- For current trending topics, you can click on the Explore menu option on the left-hand side menu. It will show you what hashtags (and even non-hashtagged topics are trending at that moment).
Items in the news are often followed by a hashtag. The media source that first releases the information adds a hashtag in the hopes of spreading the news. Someone picks up on it and retweets it, starting the chain, and the more noteworthy the news is, the higher it will trend. And of course, this isn’t just limited to news sources, and many brands are making sure to harness the power of the hashtag for promotion.
The use of hashtags on Twitter make the platform a great source of news and information overall as it’s easy to check out and share what’s going on. Follow the right Twitter hashtag and the right account, and you’re sure to always be informed. Still, try to exercise caution and vet your media sources. Many have begun taking advantage of the short attention spans of internet users, particularly social media users, by sensationalizing or even falsifying news through clickbait headlines and other methods.
Take a second to look at the links. If it’s the BBC for example, you can be fairly sure that it’s credible, but if it’s something like bizstandardnews.com or similar, do a bit of sleuthing to see whether they can be trusted. (As an aside, bizstandardnews.com comes up on Wikipedia’s “List of fake news websites” article.) Not all information should be taken at its word, especially online, and it’s important to keep false information from spreading and causing damage.
Let’s Analyze Twitter Data!
So, now you know how to find and follow a Twitter hashtag to gain information. Great! If you’re looking to go one step forward, especially as a social media manager or marketer, there’s a way to use hashtags to your advantage. Say you want to create a hashtag of your own, or you’d like to track one that already exists. You can use the three options listed above if you want to go about it the long way. Or you can use Twitter analytics.
A Twitter analytics tool already exists on the platform itself. It is great for a quick view on how your account is doing. However, there are profesional tools that you can use. For example, Tweet Binder, which go even further than the native tool. In fact, Tweet Binder offers free downloadable Twitter reports that allow you to monitor and follow Twitter hashtag.
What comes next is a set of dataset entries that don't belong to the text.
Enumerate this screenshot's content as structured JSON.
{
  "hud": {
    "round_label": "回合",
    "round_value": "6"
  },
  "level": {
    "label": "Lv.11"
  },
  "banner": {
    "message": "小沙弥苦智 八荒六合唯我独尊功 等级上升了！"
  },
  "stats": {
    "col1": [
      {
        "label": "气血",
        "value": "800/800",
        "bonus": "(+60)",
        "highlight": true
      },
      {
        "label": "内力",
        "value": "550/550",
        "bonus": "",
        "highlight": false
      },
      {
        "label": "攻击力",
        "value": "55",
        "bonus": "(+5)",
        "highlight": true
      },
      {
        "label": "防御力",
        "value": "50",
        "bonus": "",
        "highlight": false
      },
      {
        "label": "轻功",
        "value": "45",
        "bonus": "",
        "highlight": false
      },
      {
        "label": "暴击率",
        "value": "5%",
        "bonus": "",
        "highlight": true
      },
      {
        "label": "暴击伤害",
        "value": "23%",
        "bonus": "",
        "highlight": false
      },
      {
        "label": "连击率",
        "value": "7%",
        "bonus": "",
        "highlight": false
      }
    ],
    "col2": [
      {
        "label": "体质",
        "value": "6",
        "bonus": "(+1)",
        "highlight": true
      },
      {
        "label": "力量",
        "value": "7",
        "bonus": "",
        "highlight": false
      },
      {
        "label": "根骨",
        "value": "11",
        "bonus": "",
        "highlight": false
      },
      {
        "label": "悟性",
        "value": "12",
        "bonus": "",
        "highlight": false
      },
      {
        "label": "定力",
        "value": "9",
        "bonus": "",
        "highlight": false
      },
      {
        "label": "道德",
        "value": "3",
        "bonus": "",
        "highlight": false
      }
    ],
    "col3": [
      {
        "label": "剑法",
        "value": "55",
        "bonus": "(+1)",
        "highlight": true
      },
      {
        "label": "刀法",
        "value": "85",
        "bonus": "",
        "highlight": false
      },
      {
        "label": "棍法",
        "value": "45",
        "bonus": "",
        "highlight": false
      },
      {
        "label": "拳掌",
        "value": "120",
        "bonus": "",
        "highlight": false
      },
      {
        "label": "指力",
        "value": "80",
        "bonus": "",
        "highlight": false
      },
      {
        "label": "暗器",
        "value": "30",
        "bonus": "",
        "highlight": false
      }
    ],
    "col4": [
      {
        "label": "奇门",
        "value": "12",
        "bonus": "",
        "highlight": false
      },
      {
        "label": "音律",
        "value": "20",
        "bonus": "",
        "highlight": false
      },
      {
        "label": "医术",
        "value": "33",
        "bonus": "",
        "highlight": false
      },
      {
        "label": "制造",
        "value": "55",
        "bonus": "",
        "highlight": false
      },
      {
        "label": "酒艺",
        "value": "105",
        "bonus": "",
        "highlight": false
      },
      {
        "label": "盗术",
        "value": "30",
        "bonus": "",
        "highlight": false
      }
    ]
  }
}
Think about a media source sharing a piece of news on their platform with a hashtag. They don’t necessarily have to use it. They can count on shares of their links and keep track that way. What a Twitter hashtag does help with though is seeing how people are reacting to that bit of info. Is it particularly controversial? Are people angry about it or happy? Or, are they criticizing the source or praising it? Are they adding something to the story that the original reporter hadn’t considered? All of these are invaluable to the original poster, and you could be asking the same of the impact of your hashtags.
As you can see, to follow a Twitter hashtag is pretty easy to do. In addition, it will benefit you to no end to start doing it for yours. Like the media source in the example above, through using your hashtag and following it closely through analytics, you can gauge your audience’s reaction to it and the effect it has on your brand and campaign.
Through a tailored a Twitter report generated for you by Tweet Binder, you will not only be able to follow a Twitter hashtag via a real-time report, but you’ll also gain access to additional information such as a list of the top Twitter accounts using the hashtag and top tweets, photos, and videos also using it. In this way, you’ll be able to see which of your hashtags are doing well. Also, which need a bit more of a push, allowing you to maximize the impact of your social media campaigns on Twitter.
Up your social media marketing game and start analyzing your Twitter data. In no time you will be able to achieve your social media marketing goals. Good luck and happy hashtag hunting!